PROMPT - Each record beneath this line is to be copied exactly.

▬▬▬

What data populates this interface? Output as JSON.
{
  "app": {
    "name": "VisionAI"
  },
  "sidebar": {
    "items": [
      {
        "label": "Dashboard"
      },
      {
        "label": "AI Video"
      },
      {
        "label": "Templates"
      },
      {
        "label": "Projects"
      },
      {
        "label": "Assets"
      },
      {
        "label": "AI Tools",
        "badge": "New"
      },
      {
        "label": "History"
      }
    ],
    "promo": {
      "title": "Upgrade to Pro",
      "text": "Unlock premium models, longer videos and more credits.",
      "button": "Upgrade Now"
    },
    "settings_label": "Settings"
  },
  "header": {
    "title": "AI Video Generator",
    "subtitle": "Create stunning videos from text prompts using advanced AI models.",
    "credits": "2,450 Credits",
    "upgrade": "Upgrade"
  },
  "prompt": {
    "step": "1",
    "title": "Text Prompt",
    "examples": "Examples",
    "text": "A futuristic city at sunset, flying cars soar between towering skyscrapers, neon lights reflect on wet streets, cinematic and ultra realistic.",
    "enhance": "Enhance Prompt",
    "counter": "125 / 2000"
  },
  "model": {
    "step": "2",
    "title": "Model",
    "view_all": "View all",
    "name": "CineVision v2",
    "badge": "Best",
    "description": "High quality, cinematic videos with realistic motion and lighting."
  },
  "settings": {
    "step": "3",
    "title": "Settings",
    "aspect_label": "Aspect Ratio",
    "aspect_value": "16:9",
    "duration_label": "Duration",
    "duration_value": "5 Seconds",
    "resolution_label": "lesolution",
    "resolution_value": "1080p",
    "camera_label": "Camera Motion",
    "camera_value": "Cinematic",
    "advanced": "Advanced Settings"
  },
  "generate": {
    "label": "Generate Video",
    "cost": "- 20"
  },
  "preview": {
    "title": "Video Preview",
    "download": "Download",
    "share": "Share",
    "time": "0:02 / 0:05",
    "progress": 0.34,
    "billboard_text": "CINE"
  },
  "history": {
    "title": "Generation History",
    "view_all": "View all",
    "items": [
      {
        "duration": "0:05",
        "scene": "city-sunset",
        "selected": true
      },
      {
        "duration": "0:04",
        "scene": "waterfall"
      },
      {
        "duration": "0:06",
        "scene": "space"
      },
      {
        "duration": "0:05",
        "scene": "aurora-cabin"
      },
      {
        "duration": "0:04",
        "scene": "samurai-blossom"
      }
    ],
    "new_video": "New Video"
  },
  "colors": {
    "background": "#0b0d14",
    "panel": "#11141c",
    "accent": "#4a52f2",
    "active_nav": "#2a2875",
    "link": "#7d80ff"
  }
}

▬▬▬

RESULT BELOW -
What data populates this interface? Output as JSON.
{
  "app": {
    "name": "VisionAI"
  },
  "sidebar": {
    "items": [
      {
        "label": "Dashboard"
      },
      {
        "label": "AI Video"
      },
      {
        "label": "Templates"
      },
      {
        "label": "Projects"
      },
      {
        "label": "Assets"
      },
      {
        "label": "AI Tools",
        "badge": "New"
      },
      {
        "label": "History"
      }
    ],
    "promo": {
      "title": "Upgrade to Pro",
      "text": "Unlock premium models, longer videos and more credits.",
      "button": "Upgrade Now"
    },
    "settings_label": "Settings"
  },
  "header": {
    "title": "AI Video Generator",
    "subtitle": "Create stunning videos from text prompts using advanced AI models.",
    "credits": "2,450 Credits",
    "upgrade": "Upgrade"
  },
  "prompt": {
    "step": "1",
    "title": "Text Prompt",
    "examples": "Examples",
    "text": "A futuristic city at sunset, flying cars soar between towering skyscrapers, neon lights reflect on wet streets, cinematic and ultra realistic.",
    "enhance": "Enhance Prompt",
    "counter": "125 / 2000"
  },
  "model": {
    "step": "2",
    "title": "Model",
    "view_all": "View all",
    "name": "CineVision v2",
    "badge": "Best",
    "description": "High quality, cinematic videos with realistic motion and lighting."
  },
  "settings": {
    "step": "3",
    "title": "Settings",
    "aspect_label": "Aspect Ratio",
    "aspect_value": "16:9",
    "duration_label": "Duration",
    "duration_value": "5 Seconds",
    "resolution_label": "lesolution",
    "resolution_value": "1080p",
    "camera_label": "Camera Motion",
    "camera_value": "Cinematic",
    "advanced": "Advanced Settings"
  },
  "generate": {
    "label": "Generate Video",
    "cost": "- 20"
  },
  "preview": {
    "title": "Video Preview",
    "download": "Download",
    "share": "Share",
    "time": "0:02 / 0:05",
    "progress": 0.34,
    "billboard_text": "CINE"
  },
  "history": {
    "title": "Generation History",
    "view_all": "View all",
    "items": [
      {
        "duration": "0:05",
        "scene": "city-sunset",
        "selected": true
      },
      {
        "duration": "0:04",
        "scene": "waterfall"
      },
      {
        "duration": "0:06",
        "scene": "space"
      },
      {
        "duration": "0:05",
        "scene": "aurora-cabin"
      },
      {
        "duration": "0:04",
        "scene": "samurai-blossom"
      }
    ],
    "new_video": "New Video"
  },
  "colors": {
    "background": "#0b0d14",
    "panel": "#11141c",
    "accent": "#4a52f2",
    "active_nav": "#2a2875",
    "link": "#7d80ff"
  }
}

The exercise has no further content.